De Tukker was built in 1912 and worked for many years as a coastal trader. In the 1980s, it became a Dutch sail training vessel, well-known for its work with disadvantaged youth. The need for major repairs brought this to an end in 2012. With this purchase, EcoClipper will return De Tukker to North Sea trade.
The Klipper will be the first in a proposed fleet of EcoClipper vessels that will include retrofit and purpose-built sailing ships trading on a range of routes.
The retrofit will bring De Tukker back up to commercial standard. Work on the hull needs to be carried out, a new deckhouse will be constructed and upgrading of the systems and rigging will take place.
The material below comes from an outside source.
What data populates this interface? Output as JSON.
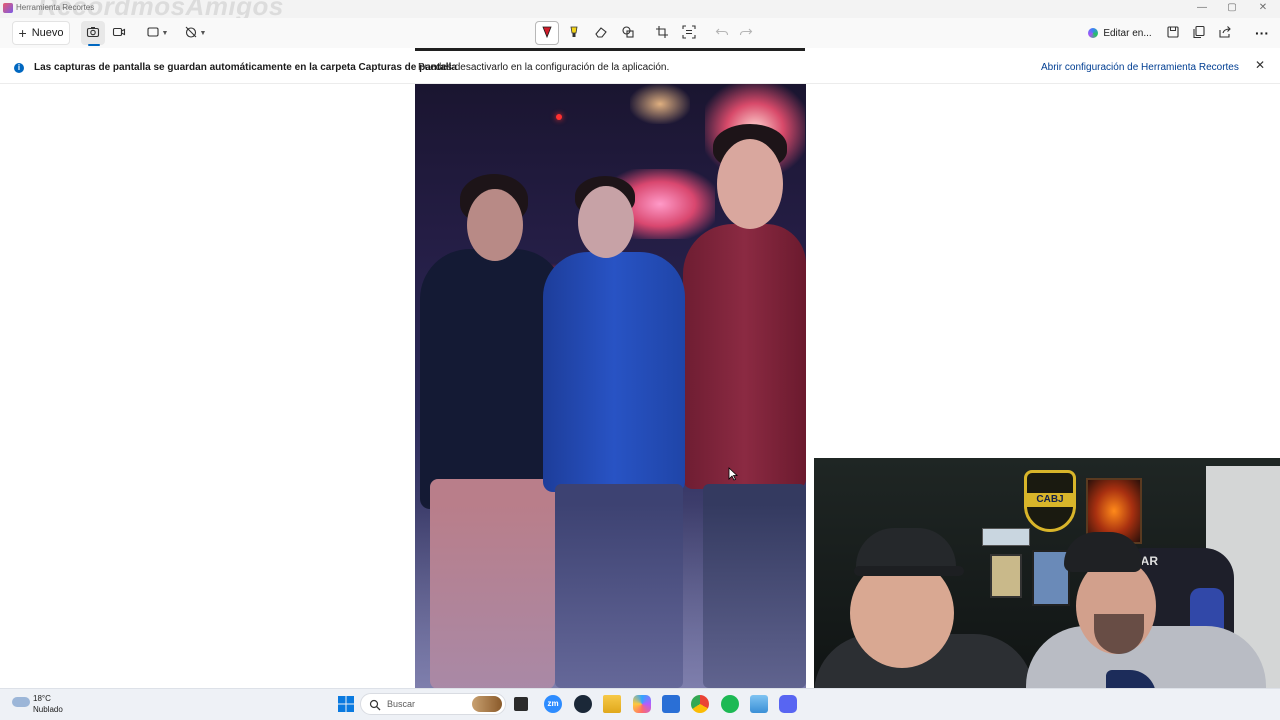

The ship has a barge shaped hull and will be able to carry about 80 cubic metres, or an equivalent of 50-70 tonnes, of cargo. It will also have accommodation for up to twelve paying guests.
Fixed liner service
While sailing vessels do operate on the North Sea, there are no vessels currently dedicated to a fixed liner service for sustainable shipping, on this important route.
Jorne Langelaan, CEO and founder of EcoClipper Coöperatie: ‘We have already been approached by a wide range of companies looking to ship their product in a sustainable manner. With this purchase, EcoClipper will be in a good position to begin providing this service in an environmentally friendly way. Altogether, De Tukker should be an excellent ship to start putting the operational vision of EcoClipper into practice.’
EcoClipper has recently launched a financing campaign where investors are able to invest in the EcoClipper Coöperatie. This enables investors to become part owners of the fleet of sailing ships, including the Tukker.
Picture: Original picture of De Tukker (then named Harle Tief), after its launch in 1912 on the Nieuwe Waterweg near Maassluis, the Netherlands.